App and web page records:

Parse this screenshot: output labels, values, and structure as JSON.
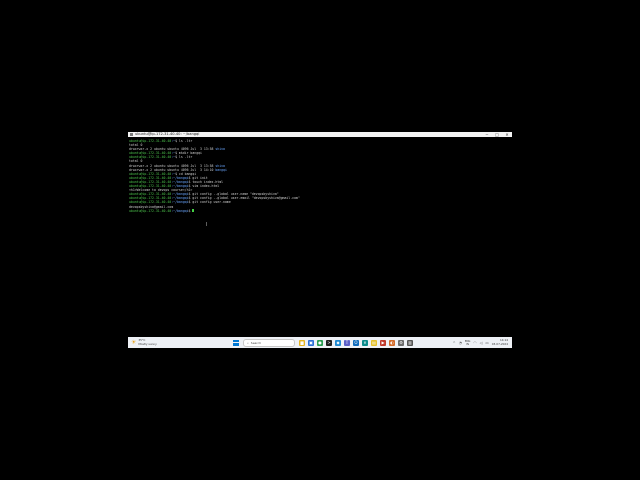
{
  "window": {
    "title": "ubuntu@ip-172-31-40-40: ~/bangqi",
    "minimize": "─",
    "maximize": "□",
    "close": "✕"
  },
  "terminal": {
    "lines": [
      {
        "user": "ubuntu@ip-172-31-40-40",
        "path": ":~",
        "cmd": "$ ls -ltr"
      },
      {
        "text": "total 0"
      },
      {
        "pre": "drwxrwxr-x 2 ubuntu ubuntu 4096 Jul  3 13:58 ",
        "hl": "shiva"
      },
      {
        "user": "ubuntu@ip-172-31-40-40",
        "path": ":~",
        "cmd": "$ mkdir bangqi"
      },
      {
        "user": "ubuntu@ip-172-31-40-40",
        "path": ":~",
        "cmd": "$ ls -ltr"
      },
      {
        "text": "total 0"
      },
      {
        "pre": "drwxrwxr-x 2 ubuntu ubuntu 4096 Jul  3 13:58 ",
        "hl": "shiva"
      },
      {
        "pre": "drwxrwxr-x 2 ubuntu ubuntu 4096 Jul  3 14:10 ",
        "hl": "bangqi"
      },
      {
        "user": "ubuntu@ip-172-31-40-40",
        "path": ":~",
        "cmd": "$ cd bangqi"
      },
      {
        "user": "ubuntu@ip-172-31-40-40",
        "path": ":~/bangqi",
        "cmd": "$ git init"
      },
      {
        "user": "ubuntu@ip-172-31-40-40",
        "path": ":~/bangqi",
        "cmd": "$ touch index.html"
      },
      {
        "user": "ubuntu@ip-172-31-40-40",
        "path": ":~/bangqi",
        "cmd": "$ vim index.html"
      },
      {
        "text": "<h1>Welcome to devops course</h1>"
      },
      {
        "user": "ubuntu@ip-172-31-40-40",
        "path": ":~/bangqi",
        "cmd": "$ git config --global user.name \"devopsbyshiva\""
      },
      {
        "user": "ubuntu@ip-172-31-40-40",
        "path": ":~/bangqi",
        "cmd": "$ git config --global user.email \"devopsbyshiva@gmail.com\""
      },
      {
        "user": "ubuntu@ip-172-31-40-40",
        "path": ":~/bangqi",
        "cmd": "$ git config user.name"
      },
      {
        "text": "devopsbyshiva@gmail.com"
      },
      {
        "user": "ubuntu@ip-172-31-40-40",
        "path": ":~/bangqi",
        "cmd": "$ ",
        "cursor": true
      }
    ]
  },
  "taskbar": {
    "weather_icon": "sun-icon",
    "weather_temp": "35°C",
    "weather_desc": "Mostly sunny",
    "search_placeholder": "Search",
    "apps": [
      {
        "name": "file-explorer-icon",
        "color": "#e8b520",
        "glyph": "▆"
      },
      {
        "name": "store-icon",
        "color": "#2b6fd6",
        "glyph": "▣"
      },
      {
        "name": "chrome-icon",
        "color": "#2a9d52",
        "glyph": "●"
      },
      {
        "name": "terminal-icon",
        "color": "#1e1e1e",
        "glyph": ">"
      },
      {
        "name": "vscode-icon",
        "color": "#1f8ad2",
        "glyph": "◆"
      },
      {
        "name": "teams-icon",
        "color": "#5b5fc7",
        "glyph": "T"
      },
      {
        "name": "outlook-icon",
        "color": "#0f6cbd",
        "glyph": "O"
      },
      {
        "name": "edge-icon",
        "color": "#0c8c8c",
        "glyph": "e"
      },
      {
        "name": "notes-icon",
        "color": "#e5c12a",
        "glyph": "▤"
      },
      {
        "name": "media-icon",
        "color": "#c0392b",
        "glyph": "▶"
      },
      {
        "name": "photos-icon",
        "color": "#d36b2a",
        "glyph": "◐"
      },
      {
        "name": "settings-icon",
        "color": "#6b6b6b",
        "glyph": "⚙"
      },
      {
        "name": "ssh-icon",
        "color": "#555555",
        "glyph": "▥"
      }
    ],
    "lang_top": "ENG",
    "lang_bottom": "IN",
    "time": "14:14",
    "date": "03-07-2024"
  }
}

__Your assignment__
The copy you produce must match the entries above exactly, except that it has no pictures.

__Exercise result__
Parse this screenshot: output labels, values, and structure as JSON.
{
  "window": {
    "title": "ubuntu@ip-172-31-40-40: ~/bangqi",
    "minimize": "─",
    "maximize": "□",
    "close": "✕"
  },
  "terminal": {
    "lines": [
      {
        "user": "ubuntu@ip-172-31-40-40",
        "path": ":~",
        "cmd": "$ ls -ltr"
      },
      {
        "text": "total 0"
      },
      {
        "pre": "drwxrwxr-x 2 ubuntu ubuntu 4096 Jul  3 13:58 ",
        "hl": "shiva"
      },
      {
        "user": "ubuntu@ip-172-31-40-40",
        "path": ":~",
        "cmd": "$ mkdir bangqi"
      },
      {
        "user": "ubuntu@ip-172-31-40-40",
        "path": ":~",
        "cmd": "$ ls -ltr"
      },
      {
        "text": "total 0"
      },
      {
        "pre": "drwxrwxr-x 2 ubuntu ubuntu 4096 Jul  3 13:58 ",
        "hl": "shiva"
      },
      {
        "pre": "drwxrwxr-x 2 ubuntu ubuntu 4096 Jul  3 14:10 ",
        "hl": "bangqi"
      },
      {
        "user": "ubuntu@ip-172-31-40-40",
        "path": ":~",
        "cmd": "$ cd bangqi"
      },
      {
        "user": "ubuntu@ip-172-31-40-40",
        "path": ":~/bangqi",
        "cmd": "$ git init"
      },
      {
        "user": "ubuntu@ip-172-31-40-40",
        "path": ":~/bangqi",
        "cmd": "$ touch index.html"
      },
      {
        "user": "ubuntu@ip-172-31-40-40",
        "path": ":~/bangqi",
        "cmd": "$ vim index.html"
      },
      {
        "text": "<h1>Welcome to devops course</h1>"
      },
      {
        "user": "ubuntu@ip-172-31-40-40",
        "path": ":~/bangqi",
        "cmd": "$ git config --global user.name \"devopsbyshiva\""
      },
      {
        "user": "ubuntu@ip-172-31-40-40",
        "path": ":~/bangqi",
        "cmd": "$ git config --global user.email \"devopsbyshiva@gmail.com\""
      },
      {
        "user": "ubuntu@ip-172-31-40-40",
        "path": ":~/bangqi",
        "cmd": "$ git config user.name"
      },
      {
        "text": "devopsbyshiva@gmail.com"
      },
      {
        "user": "ubuntu@ip-172-31-40-40",
        "path": ":~/bangqi",
        "cmd": "$ ",
        "cursor": true
      }
    ]
  },
  "taskbar": {
    "weather_icon": "sun-icon",
    "weather_temp": "35°C",
    "weather_desc": "Mostly sunny",
    "search_placeholder": "Search",
    "apps": [
      {
        "name": "file-explorer-icon",
        "color": "#e8b520",
        "glyph": "▆"
      },
      {
        "name": "store-icon",
        "color": "#2b6fd6",
        "glyph": "▣"
      },
      {
        "name": "chrome-icon",
        "color": "#2a9d52",
        "glyph": "●"
      },
      {
        "name": "terminal-icon",
        "color": "#1e1e1e",
        "glyph": ">"
      },
      {
        "name": "vscode-icon",
        "color": "#1f8ad2",
        "glyph": "◆"
      },
      {
        "name": "teams-icon",
        "color": "#5b5fc7",
        "glyph": "T"
      },
      {
        "name": "outlook-icon",
        "color": "#0f6cbd",
        "glyph": "O"
      },
      {
        "name": "edge-icon",
        "color": "#0c8c8c",
        "glyph": "e"
      },
      {
        "name": "notes-icon",
        "color": "#e5c12a",
        "glyph": "▤"
      },
      {
        "name": "media-icon",
        "color": "#c0392b",
        "glyph": "▶"
      },
      {
        "name": "photos-icon",
        "color": "#d36b2a",
        "glyph": "◐"
      },
      {
        "name": "settings-icon",
        "color": "#6b6b6b",
        "glyph": "⚙"
      },
      {
        "name": "ssh-icon",
        "color": "#555555",
        "glyph": "▥"
      }
    ],
    "lang_top": "ENG",
    "lang_bottom": "IN",
    "time": "14:14",
    "date": "03-07-2024"
  }
}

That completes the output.